13 September 2015
Memories from Students at Carroll’s 1- and 2-room Schoolhouses
by Mary Ann Ashcraft
Nearly every man and woman Joan Prall interviewed in the 1980s for “Schoolbells and Slates,” her history of Carroll’s one and two-room schools, fondly remembered their experiences as students or teachers. Most studied or taught from the beginning of the twentieth century through the 1920s, usually before the slow transition to consolidated schools began about 1917.
Some teachers enjoyed their jobs so much they reported staying in the local school system for 40+ years, although many women left to get married because the school board didn’t want married women teaching. The pay for either sex wasn’t particularly good but probably could be supplemented. If you served as both teacher and principal, you received an additional $100 per year.
The curriculum was basic – arithmetic, reading, spelling, penmanship, geography, history, and, for older students, some physiology. Students remembered classes in patriotism and music appreciation as well. Lucky the school with a piano and a teacher who could play it. Alberta Parsons Lanier, one of those who taught in Carroll County for 40 years, had a small organ while at Black’s School near the Pennsylvania border. One teacher was popular for the pleasure his wildflower walk brought every spring. After collecting flowers, the children returned to school where they learned the names and spellings. Wasn’t escape from the classroom on a nice day really the best part of this exercise, or were these students a group of budding botanists?
Harsh discipline was rarely mentioned. Standing in a corner for several hours, staying in from recess (maybe for days), or writing something like “I will not throw banana peels on the playground” several hundred times seem to have been standard punishments for many offenses. Yes, everyone knew there was a switch near the teacher’s desk, but it apparently was rarely used, at least those interviewed didn’t recall much corporal punishment seventy years later. A beating at school usually meant another one at home, perhaps significantly harder.

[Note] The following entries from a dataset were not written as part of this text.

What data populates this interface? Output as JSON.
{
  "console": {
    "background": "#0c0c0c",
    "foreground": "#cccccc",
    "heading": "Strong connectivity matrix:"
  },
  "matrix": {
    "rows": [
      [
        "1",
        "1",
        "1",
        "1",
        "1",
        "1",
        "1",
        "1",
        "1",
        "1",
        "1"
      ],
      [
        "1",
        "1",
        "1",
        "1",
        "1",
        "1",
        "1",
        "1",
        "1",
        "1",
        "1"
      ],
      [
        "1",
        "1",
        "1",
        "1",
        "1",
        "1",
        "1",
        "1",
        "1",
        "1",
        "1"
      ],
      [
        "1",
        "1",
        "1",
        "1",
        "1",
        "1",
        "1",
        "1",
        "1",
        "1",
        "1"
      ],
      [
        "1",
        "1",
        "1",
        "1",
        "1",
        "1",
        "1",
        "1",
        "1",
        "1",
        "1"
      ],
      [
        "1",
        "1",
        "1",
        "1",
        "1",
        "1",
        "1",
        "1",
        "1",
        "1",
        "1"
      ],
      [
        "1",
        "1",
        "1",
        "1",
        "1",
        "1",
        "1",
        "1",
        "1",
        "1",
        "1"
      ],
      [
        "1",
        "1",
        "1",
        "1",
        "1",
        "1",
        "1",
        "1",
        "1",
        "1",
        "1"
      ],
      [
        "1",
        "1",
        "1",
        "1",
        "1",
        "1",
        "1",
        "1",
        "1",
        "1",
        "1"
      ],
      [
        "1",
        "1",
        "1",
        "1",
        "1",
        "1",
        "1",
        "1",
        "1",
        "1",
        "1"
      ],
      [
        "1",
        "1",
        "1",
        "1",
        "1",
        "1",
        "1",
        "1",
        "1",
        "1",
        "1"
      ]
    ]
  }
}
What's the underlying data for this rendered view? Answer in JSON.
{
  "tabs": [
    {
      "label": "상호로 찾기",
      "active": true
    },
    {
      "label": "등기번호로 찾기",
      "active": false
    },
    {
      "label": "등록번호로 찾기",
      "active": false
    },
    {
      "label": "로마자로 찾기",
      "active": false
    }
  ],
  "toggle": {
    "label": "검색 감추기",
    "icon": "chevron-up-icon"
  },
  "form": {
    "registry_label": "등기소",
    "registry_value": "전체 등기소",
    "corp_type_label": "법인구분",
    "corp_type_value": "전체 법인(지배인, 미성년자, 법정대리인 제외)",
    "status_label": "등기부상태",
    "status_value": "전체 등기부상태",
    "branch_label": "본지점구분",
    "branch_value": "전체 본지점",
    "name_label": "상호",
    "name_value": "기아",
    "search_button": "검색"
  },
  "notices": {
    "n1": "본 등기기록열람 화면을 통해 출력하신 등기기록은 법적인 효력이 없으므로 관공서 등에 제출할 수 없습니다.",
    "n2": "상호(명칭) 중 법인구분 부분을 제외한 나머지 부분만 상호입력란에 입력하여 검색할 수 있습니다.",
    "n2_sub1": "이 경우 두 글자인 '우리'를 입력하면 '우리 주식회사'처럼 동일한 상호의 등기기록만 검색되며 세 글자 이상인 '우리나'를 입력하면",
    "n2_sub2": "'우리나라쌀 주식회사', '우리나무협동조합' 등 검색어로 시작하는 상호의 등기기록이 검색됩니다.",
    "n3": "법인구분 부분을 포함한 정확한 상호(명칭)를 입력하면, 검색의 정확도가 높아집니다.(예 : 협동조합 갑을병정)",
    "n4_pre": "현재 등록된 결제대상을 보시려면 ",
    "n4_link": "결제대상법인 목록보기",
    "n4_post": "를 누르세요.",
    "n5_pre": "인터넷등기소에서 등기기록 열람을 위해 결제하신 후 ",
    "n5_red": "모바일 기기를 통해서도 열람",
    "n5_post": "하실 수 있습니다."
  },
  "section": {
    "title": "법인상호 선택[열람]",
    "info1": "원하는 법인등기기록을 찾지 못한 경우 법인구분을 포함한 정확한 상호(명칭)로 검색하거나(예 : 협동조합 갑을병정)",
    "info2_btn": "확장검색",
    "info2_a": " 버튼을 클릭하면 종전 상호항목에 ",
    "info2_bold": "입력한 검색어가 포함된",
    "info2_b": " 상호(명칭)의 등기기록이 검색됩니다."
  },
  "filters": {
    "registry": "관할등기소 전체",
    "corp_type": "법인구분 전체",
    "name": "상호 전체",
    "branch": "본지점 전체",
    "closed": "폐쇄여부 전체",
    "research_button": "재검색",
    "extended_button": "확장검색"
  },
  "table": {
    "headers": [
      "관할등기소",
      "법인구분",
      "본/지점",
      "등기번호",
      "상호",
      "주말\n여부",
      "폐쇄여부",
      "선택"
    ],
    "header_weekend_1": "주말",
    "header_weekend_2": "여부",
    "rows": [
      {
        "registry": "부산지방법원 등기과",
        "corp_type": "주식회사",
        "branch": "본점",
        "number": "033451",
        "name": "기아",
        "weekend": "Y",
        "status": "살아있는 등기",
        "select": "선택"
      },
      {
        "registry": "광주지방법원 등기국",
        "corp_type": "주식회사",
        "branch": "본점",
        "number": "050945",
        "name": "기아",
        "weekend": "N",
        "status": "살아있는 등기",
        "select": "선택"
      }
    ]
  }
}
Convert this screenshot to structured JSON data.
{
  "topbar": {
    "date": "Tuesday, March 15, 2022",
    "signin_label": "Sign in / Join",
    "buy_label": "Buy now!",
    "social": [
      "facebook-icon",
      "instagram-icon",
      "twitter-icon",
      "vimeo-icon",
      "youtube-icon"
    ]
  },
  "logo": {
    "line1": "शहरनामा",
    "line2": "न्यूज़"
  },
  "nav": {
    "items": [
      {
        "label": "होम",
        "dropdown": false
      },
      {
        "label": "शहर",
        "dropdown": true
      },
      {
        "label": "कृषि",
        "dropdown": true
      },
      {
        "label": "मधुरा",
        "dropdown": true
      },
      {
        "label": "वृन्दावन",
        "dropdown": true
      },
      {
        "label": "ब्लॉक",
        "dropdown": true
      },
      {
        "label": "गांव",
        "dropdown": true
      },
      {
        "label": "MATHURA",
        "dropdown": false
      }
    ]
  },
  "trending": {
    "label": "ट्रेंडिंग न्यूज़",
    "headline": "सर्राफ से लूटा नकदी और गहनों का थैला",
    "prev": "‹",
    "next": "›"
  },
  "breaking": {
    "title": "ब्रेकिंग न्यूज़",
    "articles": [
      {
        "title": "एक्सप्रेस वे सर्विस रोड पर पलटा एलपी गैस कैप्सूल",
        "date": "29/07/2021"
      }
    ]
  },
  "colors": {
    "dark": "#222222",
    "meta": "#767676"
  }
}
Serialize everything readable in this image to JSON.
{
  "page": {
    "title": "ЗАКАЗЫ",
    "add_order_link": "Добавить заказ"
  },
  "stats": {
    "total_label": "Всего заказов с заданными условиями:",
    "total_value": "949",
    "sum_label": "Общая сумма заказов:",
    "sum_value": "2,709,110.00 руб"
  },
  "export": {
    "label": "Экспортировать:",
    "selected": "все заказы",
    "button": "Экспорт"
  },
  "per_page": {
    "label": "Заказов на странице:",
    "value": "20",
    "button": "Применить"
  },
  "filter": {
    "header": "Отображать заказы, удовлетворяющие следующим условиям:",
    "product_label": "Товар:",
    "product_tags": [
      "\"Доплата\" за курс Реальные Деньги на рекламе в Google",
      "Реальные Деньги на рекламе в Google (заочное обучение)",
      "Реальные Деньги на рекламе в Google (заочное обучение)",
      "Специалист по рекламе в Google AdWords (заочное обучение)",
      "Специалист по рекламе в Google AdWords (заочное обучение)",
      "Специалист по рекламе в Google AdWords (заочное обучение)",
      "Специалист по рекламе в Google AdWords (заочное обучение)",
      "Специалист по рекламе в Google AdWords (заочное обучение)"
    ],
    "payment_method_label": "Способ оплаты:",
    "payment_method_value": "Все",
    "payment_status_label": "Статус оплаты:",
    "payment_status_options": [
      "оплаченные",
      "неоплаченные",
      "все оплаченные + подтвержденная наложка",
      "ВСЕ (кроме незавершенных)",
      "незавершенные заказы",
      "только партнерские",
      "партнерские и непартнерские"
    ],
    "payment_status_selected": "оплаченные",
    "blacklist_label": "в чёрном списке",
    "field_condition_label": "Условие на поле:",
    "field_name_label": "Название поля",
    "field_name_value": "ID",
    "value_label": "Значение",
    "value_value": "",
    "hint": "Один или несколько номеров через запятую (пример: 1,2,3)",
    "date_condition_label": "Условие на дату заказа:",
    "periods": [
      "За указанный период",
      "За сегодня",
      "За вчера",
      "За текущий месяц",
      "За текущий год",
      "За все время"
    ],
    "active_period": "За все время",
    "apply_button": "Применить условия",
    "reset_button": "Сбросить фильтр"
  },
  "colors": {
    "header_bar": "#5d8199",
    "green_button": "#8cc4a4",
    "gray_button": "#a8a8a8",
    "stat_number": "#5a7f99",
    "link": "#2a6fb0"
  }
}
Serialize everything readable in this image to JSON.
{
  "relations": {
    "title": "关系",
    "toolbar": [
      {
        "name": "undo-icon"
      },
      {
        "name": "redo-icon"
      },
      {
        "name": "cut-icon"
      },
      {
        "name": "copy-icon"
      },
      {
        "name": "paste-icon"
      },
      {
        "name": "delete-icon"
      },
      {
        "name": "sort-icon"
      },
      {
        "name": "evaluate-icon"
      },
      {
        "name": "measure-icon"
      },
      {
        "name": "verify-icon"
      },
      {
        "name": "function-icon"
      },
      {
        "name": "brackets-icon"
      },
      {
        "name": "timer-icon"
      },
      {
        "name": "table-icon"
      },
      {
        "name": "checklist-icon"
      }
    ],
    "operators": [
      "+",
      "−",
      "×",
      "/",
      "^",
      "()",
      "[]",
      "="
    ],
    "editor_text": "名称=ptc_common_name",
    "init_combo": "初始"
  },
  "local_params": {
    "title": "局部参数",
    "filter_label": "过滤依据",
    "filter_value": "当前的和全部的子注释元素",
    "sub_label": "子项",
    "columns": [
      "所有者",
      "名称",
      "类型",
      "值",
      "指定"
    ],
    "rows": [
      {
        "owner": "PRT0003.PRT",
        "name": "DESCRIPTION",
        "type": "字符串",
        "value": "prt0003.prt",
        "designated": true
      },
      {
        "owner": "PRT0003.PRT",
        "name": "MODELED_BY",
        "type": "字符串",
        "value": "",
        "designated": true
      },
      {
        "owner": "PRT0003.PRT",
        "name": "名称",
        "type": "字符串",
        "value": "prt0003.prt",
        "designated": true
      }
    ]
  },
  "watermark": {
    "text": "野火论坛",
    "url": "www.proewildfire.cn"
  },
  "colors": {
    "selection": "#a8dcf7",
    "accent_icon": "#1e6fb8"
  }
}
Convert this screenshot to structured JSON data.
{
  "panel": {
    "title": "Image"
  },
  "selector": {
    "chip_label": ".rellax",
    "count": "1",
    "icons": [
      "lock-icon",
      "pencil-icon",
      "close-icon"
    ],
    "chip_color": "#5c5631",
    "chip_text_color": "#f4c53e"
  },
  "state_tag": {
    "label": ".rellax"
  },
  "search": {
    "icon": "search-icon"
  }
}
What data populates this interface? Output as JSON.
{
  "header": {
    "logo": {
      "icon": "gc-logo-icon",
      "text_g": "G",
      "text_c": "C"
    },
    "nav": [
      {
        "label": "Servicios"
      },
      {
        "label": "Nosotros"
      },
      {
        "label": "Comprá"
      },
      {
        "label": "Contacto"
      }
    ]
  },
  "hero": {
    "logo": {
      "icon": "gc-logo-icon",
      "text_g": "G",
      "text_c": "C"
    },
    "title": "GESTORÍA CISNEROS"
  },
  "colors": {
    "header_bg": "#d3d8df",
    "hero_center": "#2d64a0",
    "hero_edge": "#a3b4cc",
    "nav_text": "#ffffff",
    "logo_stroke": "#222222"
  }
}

Students vividly recalled what they did at recess, an activity which undoubtedly worked off excess energy in children used to plenty of exercise in their daily lives. Dodge ball was very popular; so were “caddy,” “fox and hounds,” “drop the handkerchief,” jump rope and, of course, baseball. Marbles could be played inside or out. Many schoolyards were worn to bare dirt, but there might be woods nearby for hide and seek. On snowy days, children at Black’s School brought sleds. With or without a teacher’s permission, there must have been snowball battles as well.
By the 1920s, many schools in the northern part of the county participated in a May field day at the Taneytown fairground. That involved fierce interschool competition and a chance to win medals so it paid to figure out in advance who were your school’s best dodge ball players, fastest runners, or most talented baseball pitchers and hitters.
How fortunate it was that Mrs. Prall recorded so many memories while those who spent their early days in one-room schools were around to share them. These three columns have barely scratched the surface of what she gleaned from interviews.
Mary Ann Ashcraft is a library volunteer at the Historical Society of Carroll County.
Photo credit: Shirley B. Brown
Photo caption: A teacher and her students stand outside Pleasant View, a one-room school located several miles south of Taylorsville, in 1925.